‘Thank you, we can manage from here.’


They walk back to the car where the carry cot and its contents are carefully placed on the backseat. Margaret gets in next to the cot. George dumps the flowers, which turn out to be freesias, on the front passenger seat, together with the bags; the umbrella is left dripping in the footwell.


‘Right, let’s go. You said Chingford?’


‘Yes, I’ve got the directions for once we get there, shouldn’t take much more than half an hour or so.’


In less time than that they are pulling up outside a well-kept semi-detached house. Through the tick of the windscreen wipers George sees the curtains twitch and, before either of them are out of the car, the front door is open. The woman at the door is tall with curly fair hair, she’s both smiling and trying not to cry, and looks like she has anchored herself to the door frame; behind her is another face, pale and bobbing in the dim hallway.


Margaret inhales deeply,


‘Come on then.’


They manoeuvre themselves and their various burdens out of the vehicle and up the garden path where they are welcomed into the house.


After about half an hour the door opens again, Margaret and George come out, empty handed, at the end of the path they turn briefly, as if to wave goodbye, but the door is already shut. They get back into the car and sit quietly for a moment, the scent of freesias still hanging in the air.
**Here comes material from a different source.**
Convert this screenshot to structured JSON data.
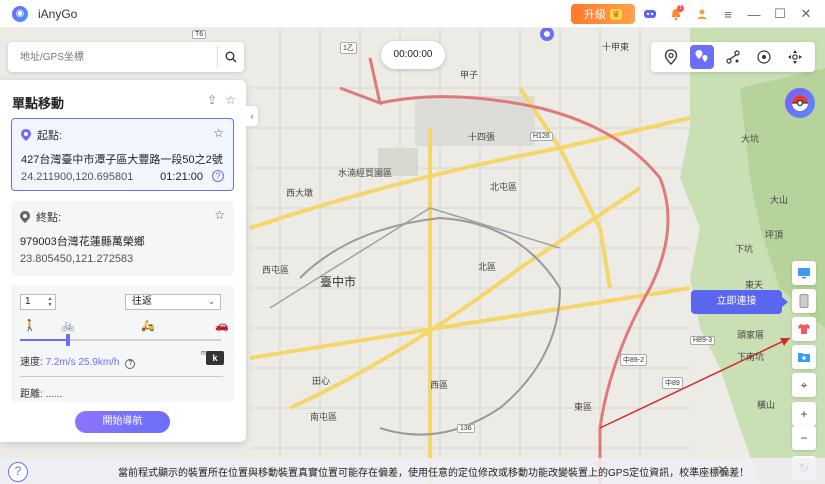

George starts the car and they move off into the gathering gloom of late afternoon.


In the house a light goes on in an upstairs room.